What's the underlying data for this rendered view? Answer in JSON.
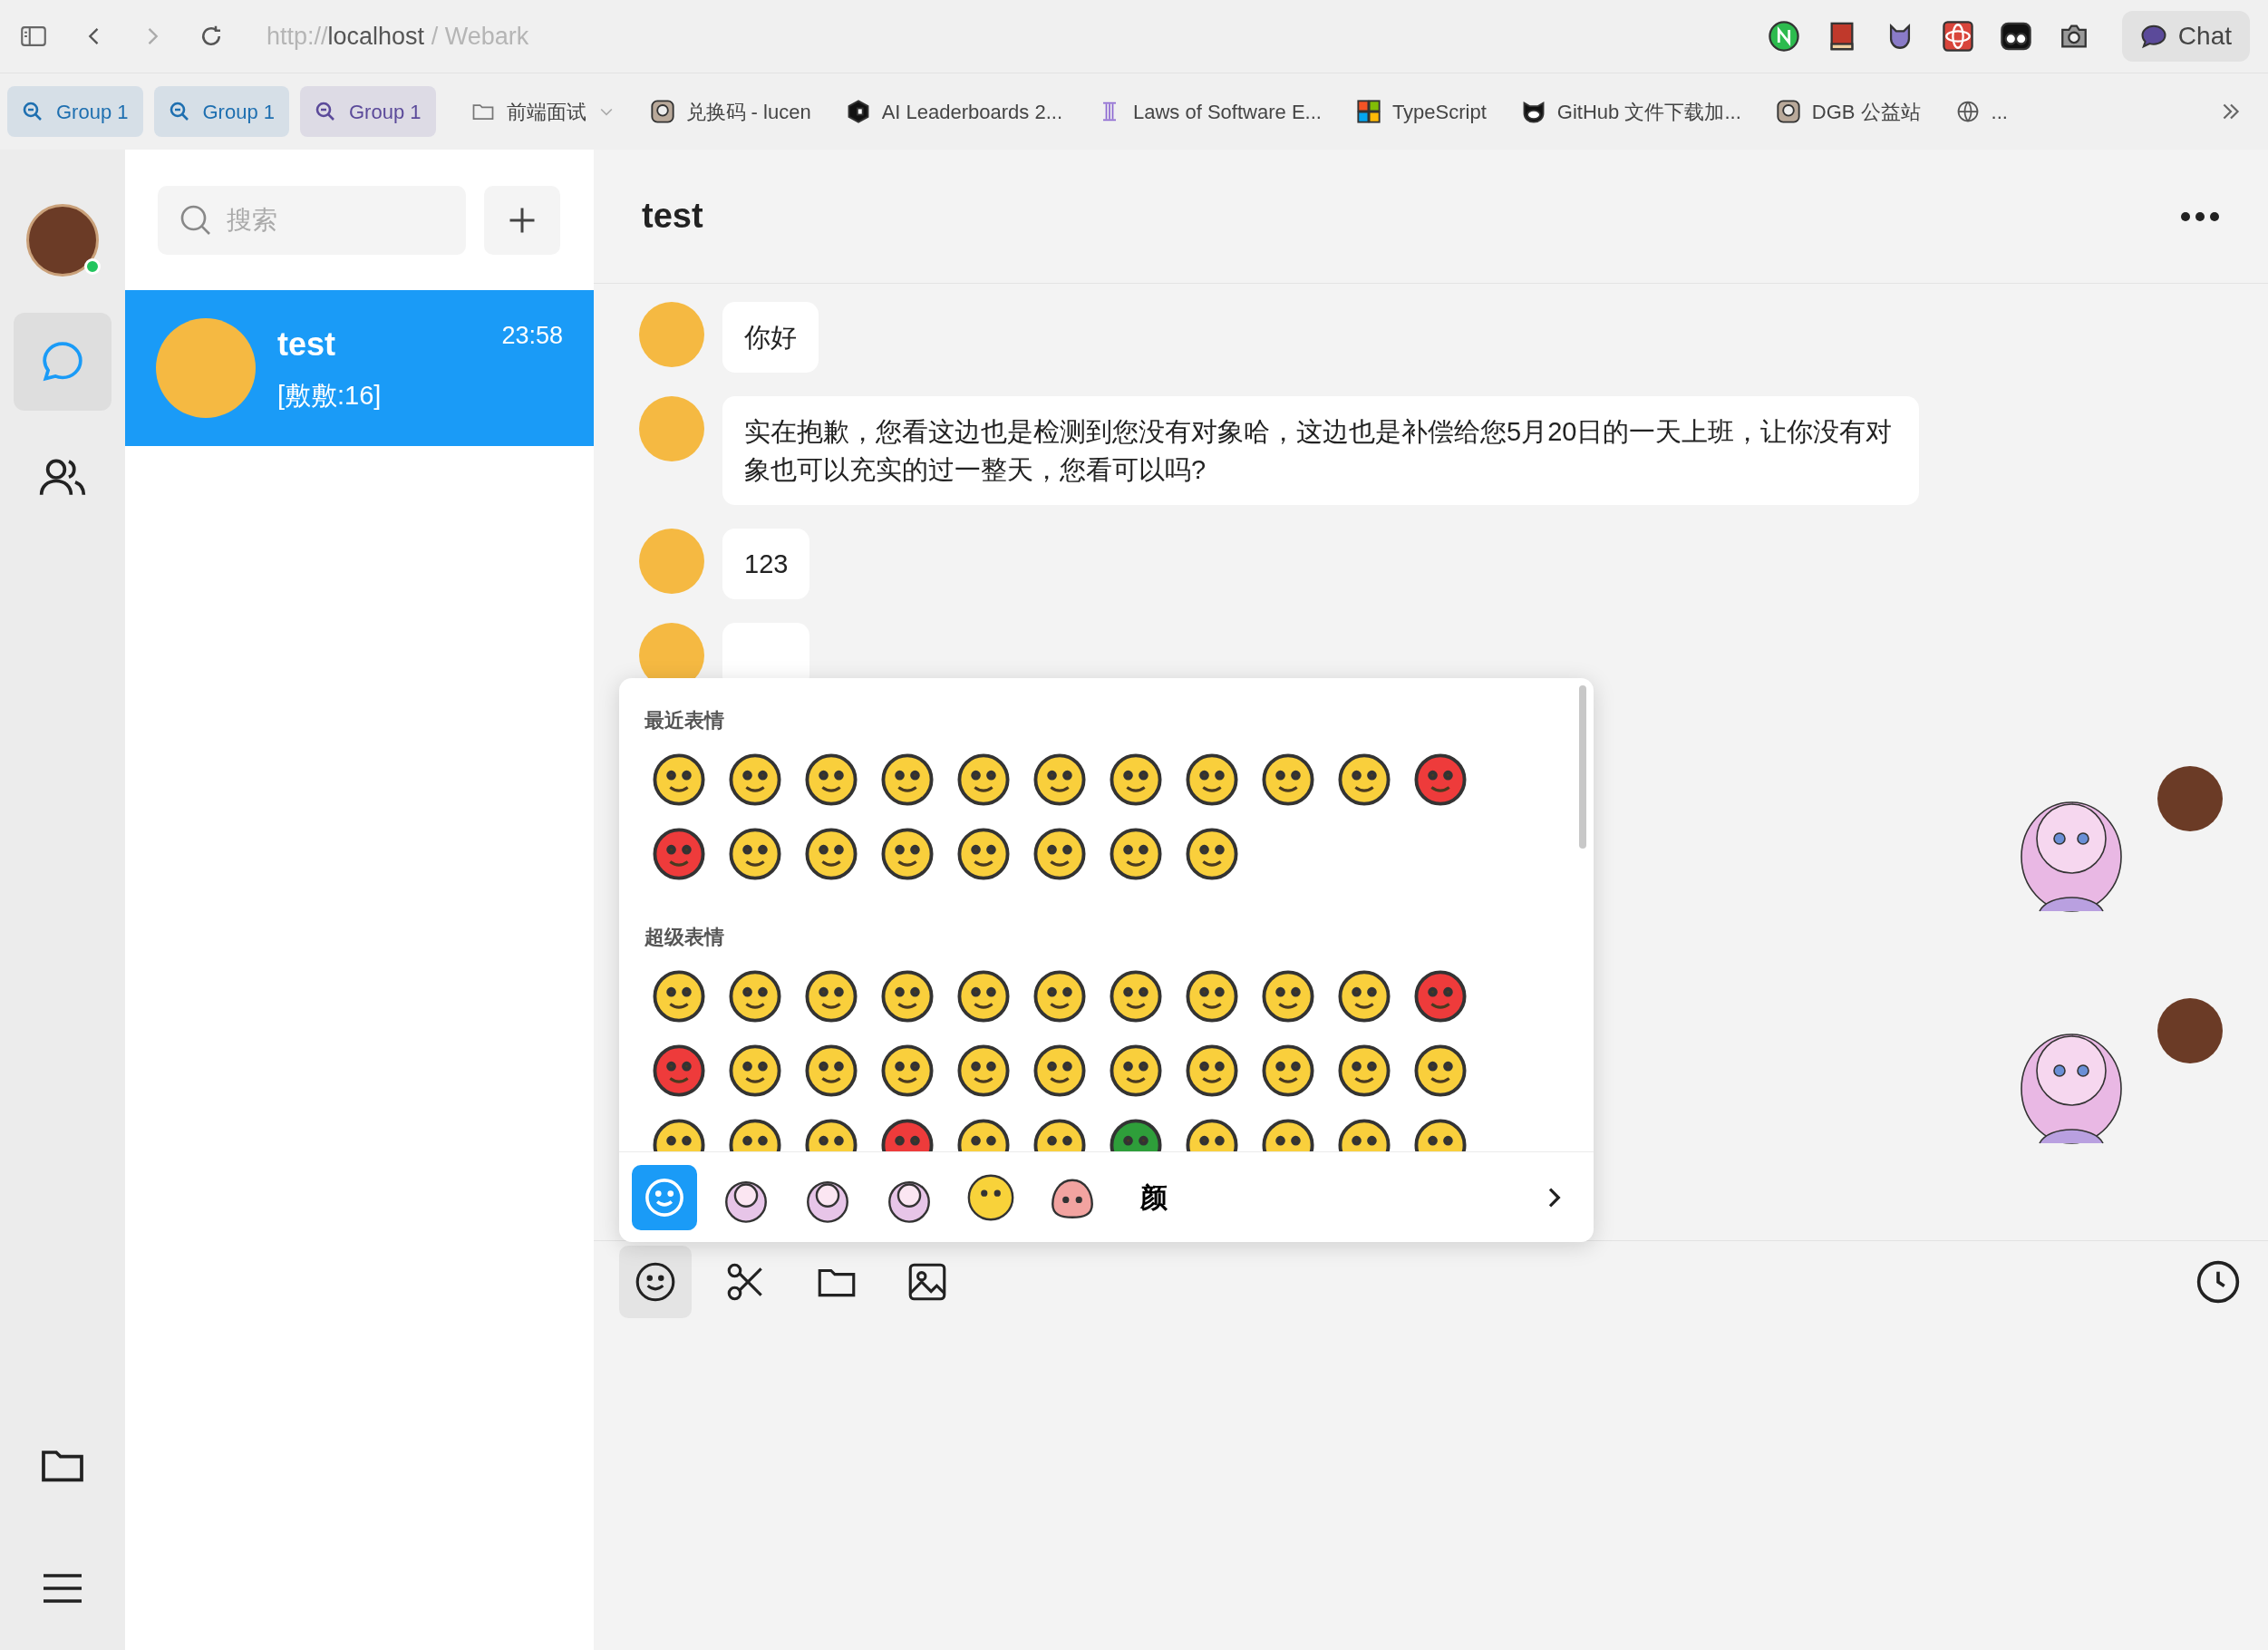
{
  "browser": {
    "url_scheme": "http://",
    "url_host": "localhost",
    "page_title": " / Webark",
    "extensions": [
      {
        "kind": "n"
      },
      {
        "kind": "book"
      },
      {
        "kind": "cat"
      },
      {
        "kind": "atom"
      },
      {
        "kind": "eyes"
      },
      {
        "kind": "camera"
      }
    ],
    "chat_button": "Chat"
  },
  "tab_groups": [
    {
      "label": "Group 1",
      "color": "#1e6fb0"
    },
    {
      "label": "Group 1",
      "color": "#1e6fb0"
    },
    {
      "label": "Group 1",
      "color": "#5b4a9a"
    }
  ],
  "bookmarks": [
    {
      "kind": "folder",
      "label": "前端面试"
    },
    {
      "kind": "image",
      "label": "兑换码 - lucen"
    },
    {
      "kind": "cube",
      "label": "AI Leaderboards 2..."
    },
    {
      "kind": "pillar",
      "label": "Laws of Software E..."
    },
    {
      "kind": "windows",
      "label": "TypeScript"
    },
    {
      "kind": "octocat",
      "label": "GitHub 文件下载加..."
    },
    {
      "kind": "image",
      "label": "DGB 公益站"
    },
    {
      "kind": "globe",
      "label": "..."
    }
  ],
  "sidebar": {
    "online": true,
    "items": [
      {
        "kind": "chat",
        "selected": true
      },
      {
        "kind": "contacts",
        "selected": false
      }
    ],
    "bottom_items": [
      {
        "kind": "folder"
      },
      {
        "kind": "menu"
      }
    ]
  },
  "chat_list": {
    "search": {
      "placeholder": "搜索"
    },
    "conversations": [
      {
        "name": "test",
        "time": "23:58",
        "preview": "[敷敷:16]",
        "selected": true
      }
    ]
  },
  "chat": {
    "title": "test",
    "messages": [
      {
        "outgoing": false,
        "kind": "text",
        "text": "你好"
      },
      {
        "outgoing": false,
        "kind": "text",
        "text": "实在抱歉，您看这边也是检测到您没有对象哈，这边也是补偿给您5月20日的一天上班，让你没有对象也可以充实的过一整天，您看可以吗?"
      },
      {
        "outgoing": false,
        "kind": "text",
        "text": "123"
      },
      {
        "outgoing": false,
        "kind": "covered"
      },
      {
        "outgoing": true,
        "kind": "sticker"
      },
      {
        "outgoing": true,
        "kind": "sticker"
      }
    ]
  },
  "emoji_panel": {
    "sections": [
      {
        "title": "最近表情",
        "emojis": [
          {
            "color": "#f9cf3c"
          },
          {
            "color": "#f9cf3c"
          },
          {
            "color": "#f9cf3c"
          },
          {
            "color": "#f9cf3c"
          },
          {
            "color": "#f9cf3c"
          },
          {
            "color": "#f9cf3c"
          },
          {
            "color": "#f9cf3c"
          },
          {
            "color": "#f9cf3c"
          },
          {
            "color": "#f9cf3c"
          },
          {
            "color": "#f9cf3c"
          },
          {
            "color": "#ee3b3b"
          },
          {
            "color": "#ee3b3b"
          },
          {
            "color": "#f9cf3c"
          },
          {
            "color": "#f9cf3c"
          },
          {
            "color": "#f9cf3c"
          },
          {
            "color": "#f9cf3c"
          },
          {
            "color": "#f9cf3c"
          },
          {
            "color": "#f9cf3c"
          },
          {
            "color": "#f9cf3c"
          }
        ]
      },
      {
        "title": "超级表情",
        "emojis": [
          {
            "color": "#f9cf3c"
          },
          {
            "color": "#f9cf3c"
          },
          {
            "color": "#f9cf3c"
          },
          {
            "color": "#f9cf3c"
          },
          {
            "color": "#f9cf3c"
          },
          {
            "color": "#f9cf3c"
          },
          {
            "color": "#f9cf3c"
          },
          {
            "color": "#f9cf3c"
          },
          {
            "color": "#f9cf3c"
          },
          {
            "color": "#f9cf3c"
          },
          {
            "color": "#ee3b3b"
          },
          {
            "color": "#ee3b3b"
          },
          {
            "color": "#f9cf3c"
          },
          {
            "color": "#f9cf3c"
          },
          {
            "color": "#f9cf3c"
          },
          {
            "color": "#f9cf3c"
          },
          {
            "color": "#f9cf3c"
          },
          {
            "color": "#f9cf3c"
          },
          {
            "color": "#f9cf3c"
          },
          {
            "color": "#f9cf3c"
          },
          {
            "color": "#f9cf3c"
          },
          {
            "color": "#f9cf3c"
          },
          {
            "color": "#f9cf3c"
          },
          {
            "color": "#f9cf3c"
          },
          {
            "color": "#f9cf3c"
          },
          {
            "color": "#ee3b3b"
          },
          {
            "color": "#f9cf3c"
          },
          {
            "color": "#f9cf3c"
          },
          {
            "color": "#2e9e3a"
          },
          {
            "color": "#f9cf3c"
          },
          {
            "color": "#f9cf3c"
          },
          {
            "color": "#f9cf3c"
          },
          {
            "color": "#f9cf3c"
          }
        ]
      }
    ],
    "tabs": [
      {
        "kind": "smiley",
        "selected": true
      },
      {
        "kind": "sticker",
        "selected": false
      },
      {
        "kind": "sticker",
        "selected": false
      },
      {
        "kind": "sticker",
        "selected": false
      },
      {
        "kind": "face",
        "selected": false
      },
      {
        "kind": "peach",
        "selected": false
      },
      {
        "kind": "text",
        "label": "颜",
        "selected": false
      }
    ]
  },
  "input_toolbar": {
    "tools": [
      {
        "kind": "emoji",
        "selected": true
      },
      {
        "kind": "scissors",
        "selected": false
      },
      {
        "kind": "folder",
        "selected": false
      },
      {
        "kind": "image",
        "selected": false
      }
    ]
  }
}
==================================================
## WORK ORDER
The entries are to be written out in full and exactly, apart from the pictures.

## ANSWER SPACE
What's the underlying data for this rendered view? Answer in JSON.
{
  "browser": {
    "url_scheme": "http://",
    "url_host": "localhost",
    "page_title": " / Webark",
    "extensions": [
      {
        "kind": "n"
      },
      {
        "kind": "book"
      },
      {
        "kind": "cat"
      },
      {
        "kind": "atom"
      },
      {
        "kind": "eyes"
      },
      {
        "kind": "camera"
      }
    ],
    "chat_button": "Chat"
  },
  "tab_groups": [
    {
      "label": "Group 1",
      "color": "#1e6fb0"
    },
    {
      "label": "Group 1",
      "color": "#1e6fb0"
    },
    {
      "label": "Group 1",
      "color": "#5b4a9a"
    }
  ],
  "bookmarks": [
    {
      "kind": "folder",
      "label": "前端面试"
    },
    {
      "kind": "image",
      "label": "兑换码 - lucen"
    },
    {
      "kind": "cube",
      "label": "AI Leaderboards 2..."
    },
    {
      "kind": "pillar",
      "label": "Laws of Software E..."
    },
    {
      "kind": "windows",
      "label": "TypeScript"
    },
    {
      "kind": "octocat",
      "label": "GitHub 文件下载加..."
    },
    {
      "kind": "image",
      "label": "DGB 公益站"
    },
    {
      "kind": "globe",
      "label": "..."
    }
  ],
  "sidebar": {
    "online": true,
    "items": [
      {
        "kind": "chat",
        "selected": true
      },
      {
        "kind": "contacts",
        "selected": false
      }
    ],
    "bottom_items": [
      {
        "kind": "folder"
      },
      {
        "kind": "menu"
      }
    ]
  },
  "chat_list": {
    "search": {
      "placeholder": "搜索"
    },
    "conversations": [
      {
        "name": "test",
        "time": "23:58",
        "preview": "[敷敷:16]",
        "selected": true
      }
    ]
  },
  "chat": {
    "title": "test",
    "messages": [
      {
        "outgoing": false,
        "kind": "text",
        "text": "你好"
      },
      {
        "outgoing": false,
        "kind": "text",
        "text": "实在抱歉，您看这边也是检测到您没有对象哈，这边也是补偿给您5月20日的一天上班，让你没有对象也可以充实的过一整天，您看可以吗?"
      },
      {
        "outgoing": false,
        "kind": "text",
        "text": "123"
      },
      {
        "outgoing": false,
        "kind": "covered"
      },
      {
        "outgoing": true,
        "kind": "sticker"
      },
      {
        "outgoing": true,
        "kind": "sticker"
      }
    ]
  },
  "emoji_panel": {
    "sections": [
      {
        "title": "最近表情",
        "emojis": [
          {
            "color": "#f9cf3c"
          },
          {
            "color": "#f9cf3c"
          },
          {
            "color": "#f9cf3c"
          },
          {
            "color": "#f9cf3c"
          },
          {
            "color": "#f9cf3c"
          },
          {
            "color": "#f9cf3c"
          },
          {
            "color": "#f9cf3c"
          },
          {
            "color": "#f9cf3c"
          },
          {
            "color": "#f9cf3c"
          },
          {
            "color": "#f9cf3c"
          },
          {
            "color": "#ee3b3b"
          },
          {
            "color": "#ee3b3b"
          },
          {
            "color": "#f9cf3c"
          },
          {
            "color": "#f9cf3c"
          },
          {
            "color": "#f9cf3c"
          },
          {
            "color": "#f9cf3c"
          },
          {
            "color": "#f9cf3c"
          },
          {
            "color": "#f9cf3c"
          },
          {
            "color": "#f9cf3c"
          }
        ]
      },
      {
        "title": "超级表情",
        "emojis": [
          {
            "color": "#f9cf3c"
          },
          {
            "color": "#f9cf3c"
          },
          {
            "color": "#f9cf3c"
          },
          {
            "color": "#f9cf3c"
          },
          {
            "color": "#f9cf3c"
          },
          {
            "color": "#f9cf3c"
          },
          {
            "color": "#f9cf3c"
          },
          {
            "color": "#f9cf3c"
          },
          {
            "color": "#f9cf3c"
          },
          {
            "color": "#f9cf3c"
          },
          {
            "color": "#ee3b3b"
          },
          {
            "color": "#ee3b3b"
          },
          {
            "color": "#f9cf3c"
          },
          {
            "color": "#f9cf3c"
          },
          {
            "color": "#f9cf3c"
          },
          {
            "color": "#f9cf3c"
          },
          {
            "color": "#f9cf3c"
          },
          {
            "color": "#f9cf3c"
          },
          {
            "color": "#f9cf3c"
          },
          {
            "color": "#f9cf3c"
          },
          {
            "color": "#f9cf3c"
          },
          {
            "color": "#f9cf3c"
          },
          {
            "color": "#f9cf3c"
          },
          {
            "color": "#f9cf3c"
          },
          {
            "color": "#f9cf3c"
          },
          {
            "color": "#ee3b3b"
          },
          {
            "color": "#f9cf3c"
          },
          {
            "color": "#f9cf3c"
          },
          {
            "color": "#2e9e3a"
          },
          {
            "color": "#f9cf3c"
          },
          {
            "color": "#f9cf3c"
          },
          {
            "color": "#f9cf3c"
          },
          {
            "color": "#f9cf3c"
          }
        ]
      }
    ],
    "tabs": [
      {
        "kind": "smiley",
        "selected": true
      },
      {
        "kind": "sticker",
        "selected": false
      },
      {
        "kind": "sticker",
        "selected": false
      },
      {
        "kind": "sticker",
        "selected": false
      },
      {
        "kind": "face",
        "selected": false
      },
      {
        "kind": "peach",
        "selected": false
      },
      {
        "kind": "text",
        "label": "颜",
        "selected": false
      }
    ]
  },
  "input_toolbar": {
    "tools": [
      {
        "kind": "emoji",
        "selected": true
      },
      {
        "kind": "scissors",
        "selected": false
      },
      {
        "kind": "folder",
        "selected": false
      },
      {
        "kind": "image",
        "selected": false
      }
    ]
  }
}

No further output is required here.